**WHAT TO PRODUCE**
Copy each line of the entries beneath that contains the word "개인정보".

[Collection entries]
━━━━━━━━━━━━━━━━━━━━
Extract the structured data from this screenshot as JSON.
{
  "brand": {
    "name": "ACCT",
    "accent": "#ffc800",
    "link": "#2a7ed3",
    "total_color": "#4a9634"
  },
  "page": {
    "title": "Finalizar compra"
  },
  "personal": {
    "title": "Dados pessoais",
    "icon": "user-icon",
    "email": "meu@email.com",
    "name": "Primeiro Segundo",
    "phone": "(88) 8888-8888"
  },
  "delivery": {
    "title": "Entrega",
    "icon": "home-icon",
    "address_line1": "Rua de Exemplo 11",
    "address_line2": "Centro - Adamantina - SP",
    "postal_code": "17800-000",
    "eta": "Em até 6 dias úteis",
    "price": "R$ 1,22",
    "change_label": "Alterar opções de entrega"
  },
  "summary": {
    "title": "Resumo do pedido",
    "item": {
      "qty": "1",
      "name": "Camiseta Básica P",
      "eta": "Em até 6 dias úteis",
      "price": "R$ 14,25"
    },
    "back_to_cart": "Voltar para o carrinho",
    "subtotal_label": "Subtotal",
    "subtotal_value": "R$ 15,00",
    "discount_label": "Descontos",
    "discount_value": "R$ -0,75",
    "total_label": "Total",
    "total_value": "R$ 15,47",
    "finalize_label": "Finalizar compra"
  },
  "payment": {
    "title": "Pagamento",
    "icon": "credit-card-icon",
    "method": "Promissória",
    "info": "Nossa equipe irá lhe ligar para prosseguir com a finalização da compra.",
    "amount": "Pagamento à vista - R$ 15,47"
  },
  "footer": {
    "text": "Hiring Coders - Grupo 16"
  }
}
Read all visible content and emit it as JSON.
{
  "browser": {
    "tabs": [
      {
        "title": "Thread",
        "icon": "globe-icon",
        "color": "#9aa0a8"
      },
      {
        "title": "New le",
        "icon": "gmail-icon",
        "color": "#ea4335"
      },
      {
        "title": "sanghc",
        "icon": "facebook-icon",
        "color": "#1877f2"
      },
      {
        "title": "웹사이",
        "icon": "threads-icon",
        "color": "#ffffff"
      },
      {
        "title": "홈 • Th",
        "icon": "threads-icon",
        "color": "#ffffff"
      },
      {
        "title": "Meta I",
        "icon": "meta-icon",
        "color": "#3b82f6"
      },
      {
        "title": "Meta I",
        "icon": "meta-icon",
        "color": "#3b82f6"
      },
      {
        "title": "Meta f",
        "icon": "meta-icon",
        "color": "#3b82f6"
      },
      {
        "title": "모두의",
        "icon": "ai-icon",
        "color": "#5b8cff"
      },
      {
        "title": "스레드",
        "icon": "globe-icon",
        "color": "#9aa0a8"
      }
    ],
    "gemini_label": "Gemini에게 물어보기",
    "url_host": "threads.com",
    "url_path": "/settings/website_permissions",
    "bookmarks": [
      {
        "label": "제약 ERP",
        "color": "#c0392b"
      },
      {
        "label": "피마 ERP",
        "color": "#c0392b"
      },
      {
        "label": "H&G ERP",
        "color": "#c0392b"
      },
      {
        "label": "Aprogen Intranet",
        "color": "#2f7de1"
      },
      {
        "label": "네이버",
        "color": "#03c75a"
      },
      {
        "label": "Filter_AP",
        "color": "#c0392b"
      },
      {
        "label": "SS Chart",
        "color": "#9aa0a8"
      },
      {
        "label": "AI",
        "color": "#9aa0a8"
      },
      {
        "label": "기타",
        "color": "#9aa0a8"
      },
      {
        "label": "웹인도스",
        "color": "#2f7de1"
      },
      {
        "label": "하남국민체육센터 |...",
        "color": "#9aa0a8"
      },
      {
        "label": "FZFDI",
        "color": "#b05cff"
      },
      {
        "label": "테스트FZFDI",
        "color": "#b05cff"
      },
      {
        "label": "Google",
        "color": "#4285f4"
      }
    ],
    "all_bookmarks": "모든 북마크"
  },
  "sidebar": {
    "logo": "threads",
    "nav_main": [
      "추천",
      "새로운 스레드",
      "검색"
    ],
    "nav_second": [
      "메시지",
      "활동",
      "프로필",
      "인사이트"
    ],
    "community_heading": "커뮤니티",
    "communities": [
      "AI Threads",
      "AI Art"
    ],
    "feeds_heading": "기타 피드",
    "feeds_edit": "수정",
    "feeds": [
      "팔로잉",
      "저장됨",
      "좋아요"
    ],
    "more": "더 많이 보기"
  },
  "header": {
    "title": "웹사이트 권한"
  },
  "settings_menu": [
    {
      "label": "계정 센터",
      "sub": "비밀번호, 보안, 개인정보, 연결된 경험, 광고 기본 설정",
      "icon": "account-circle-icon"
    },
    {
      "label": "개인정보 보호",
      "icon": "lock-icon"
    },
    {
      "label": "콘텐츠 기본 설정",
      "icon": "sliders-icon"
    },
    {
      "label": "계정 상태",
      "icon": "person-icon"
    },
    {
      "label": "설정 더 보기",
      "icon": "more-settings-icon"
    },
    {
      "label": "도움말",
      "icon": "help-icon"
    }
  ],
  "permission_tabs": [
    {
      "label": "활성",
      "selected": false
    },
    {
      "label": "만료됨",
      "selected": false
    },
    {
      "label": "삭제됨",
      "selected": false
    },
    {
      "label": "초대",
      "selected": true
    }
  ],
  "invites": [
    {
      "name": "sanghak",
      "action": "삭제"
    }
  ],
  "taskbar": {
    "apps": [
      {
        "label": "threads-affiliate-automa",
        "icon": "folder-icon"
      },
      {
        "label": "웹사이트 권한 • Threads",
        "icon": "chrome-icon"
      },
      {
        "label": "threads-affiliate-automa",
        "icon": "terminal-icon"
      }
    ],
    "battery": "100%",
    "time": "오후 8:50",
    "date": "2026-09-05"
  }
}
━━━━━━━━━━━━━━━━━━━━
**OUTPUT BELOW**
      "sub": "비밀번호, 보안, 개인정보, 연결된 경험, 광고 기본 설정",
      "label": "개인정보 보호",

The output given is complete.